    I’ve copied just one sentence from Mulligan’s longer discussion, “And I think people don’t like the idea that somebody who’s, for example, was drunk and ran into you and you become a quadriplegic is going to be treated exactly the same way you would in terms of getting benefits (go to minute 00:15:26 to see his full comment)

    Statements like this appear to be simple fear-mongering. As was the case in the past, people who commit criminal offences, as well as other forms of negligence while driving, may well lose their insurance coverage and in all likelihood would be sued by ICBC to recover costs of the claim. (Link here to Mulligan’s full conversation on CFAX radio)

  • McNeill Life Stories Index to Police Notebook - McNeill Life Stories

    January 5, 2020 |

    […] 28. The past as a guide to the future (Part III): Over the past 60 years, many activities the police once performed as a natural part of their daily duty, eventually became incompatible with achieving their basic goals. What happened? (August 2019) […]

  • McNeill Life Stories Why I stand with science? - McNeill Life Stories

    November 11, 2019 |

    […] During the Ice Age, the Earth’s average temperature was about 12 degrees Fahrenheit colder than it is today. That was enough to keep snow from melting during the summers in northern regions. As snow fell on the snow, glaciers formed. (NASA Earth Observatory) […]

  • McNeill Life Stories How to Game an Election - McNeill Life Stories

    September 18, 2019 |

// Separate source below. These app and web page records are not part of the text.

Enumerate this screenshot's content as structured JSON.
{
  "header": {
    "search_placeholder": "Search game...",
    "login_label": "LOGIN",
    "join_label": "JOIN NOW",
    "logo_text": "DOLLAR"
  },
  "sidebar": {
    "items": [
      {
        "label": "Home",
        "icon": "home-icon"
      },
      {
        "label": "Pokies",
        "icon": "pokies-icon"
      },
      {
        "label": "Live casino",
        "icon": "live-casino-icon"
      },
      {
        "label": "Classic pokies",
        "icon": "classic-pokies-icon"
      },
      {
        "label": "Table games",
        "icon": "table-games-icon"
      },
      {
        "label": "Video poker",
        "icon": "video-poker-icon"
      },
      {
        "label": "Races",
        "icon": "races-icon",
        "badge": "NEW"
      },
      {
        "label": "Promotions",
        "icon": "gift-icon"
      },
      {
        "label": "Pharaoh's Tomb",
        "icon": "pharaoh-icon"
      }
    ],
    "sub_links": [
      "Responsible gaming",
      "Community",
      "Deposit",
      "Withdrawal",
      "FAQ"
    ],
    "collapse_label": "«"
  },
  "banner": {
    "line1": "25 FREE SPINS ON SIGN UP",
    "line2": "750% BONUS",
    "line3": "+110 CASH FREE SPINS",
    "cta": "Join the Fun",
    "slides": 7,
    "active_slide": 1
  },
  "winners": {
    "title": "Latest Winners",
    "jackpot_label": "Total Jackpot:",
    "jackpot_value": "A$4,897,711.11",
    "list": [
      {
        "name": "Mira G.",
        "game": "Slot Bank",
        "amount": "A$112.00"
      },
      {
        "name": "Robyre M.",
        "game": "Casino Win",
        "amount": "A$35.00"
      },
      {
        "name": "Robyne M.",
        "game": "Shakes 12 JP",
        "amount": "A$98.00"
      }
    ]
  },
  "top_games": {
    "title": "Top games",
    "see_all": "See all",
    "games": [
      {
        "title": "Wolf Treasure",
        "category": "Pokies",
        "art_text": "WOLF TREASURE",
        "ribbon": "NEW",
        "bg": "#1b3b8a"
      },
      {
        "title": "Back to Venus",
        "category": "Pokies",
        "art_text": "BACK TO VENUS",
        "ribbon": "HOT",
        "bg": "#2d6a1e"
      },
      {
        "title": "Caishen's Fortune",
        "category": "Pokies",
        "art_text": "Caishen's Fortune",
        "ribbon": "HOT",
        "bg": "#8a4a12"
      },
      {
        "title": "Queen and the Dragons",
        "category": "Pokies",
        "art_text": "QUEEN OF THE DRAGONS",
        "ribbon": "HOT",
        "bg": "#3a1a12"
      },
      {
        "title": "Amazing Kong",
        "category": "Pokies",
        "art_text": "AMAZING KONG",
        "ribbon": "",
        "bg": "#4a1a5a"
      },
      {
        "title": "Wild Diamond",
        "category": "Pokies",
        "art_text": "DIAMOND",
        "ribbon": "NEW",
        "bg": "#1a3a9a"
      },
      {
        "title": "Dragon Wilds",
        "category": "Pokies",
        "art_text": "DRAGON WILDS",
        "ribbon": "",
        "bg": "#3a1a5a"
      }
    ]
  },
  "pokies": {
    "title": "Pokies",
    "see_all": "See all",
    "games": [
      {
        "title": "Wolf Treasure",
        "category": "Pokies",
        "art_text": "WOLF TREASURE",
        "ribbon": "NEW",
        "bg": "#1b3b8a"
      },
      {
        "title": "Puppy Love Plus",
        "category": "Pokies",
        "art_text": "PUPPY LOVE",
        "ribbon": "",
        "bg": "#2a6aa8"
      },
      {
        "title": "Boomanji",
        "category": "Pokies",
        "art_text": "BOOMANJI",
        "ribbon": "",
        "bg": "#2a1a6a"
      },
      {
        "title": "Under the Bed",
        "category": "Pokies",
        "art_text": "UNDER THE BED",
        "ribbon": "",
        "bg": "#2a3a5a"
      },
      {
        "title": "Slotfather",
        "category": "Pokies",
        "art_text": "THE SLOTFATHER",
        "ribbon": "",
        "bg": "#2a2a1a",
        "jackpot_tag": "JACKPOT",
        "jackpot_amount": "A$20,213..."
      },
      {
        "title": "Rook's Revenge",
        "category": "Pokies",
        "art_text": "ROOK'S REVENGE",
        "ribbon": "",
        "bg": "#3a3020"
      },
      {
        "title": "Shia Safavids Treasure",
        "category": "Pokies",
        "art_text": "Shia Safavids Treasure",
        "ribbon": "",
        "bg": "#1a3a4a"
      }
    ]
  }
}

    […] The Federal Conservatives and Seymour Riding Association complied but one day later those memes will be shared by every third party social media site and by thousands of supporters where the message will be taken as a statements of the fact.  Five years from now those memes will still be circulating. (Link here to background on the SNC Lavalin matter) […]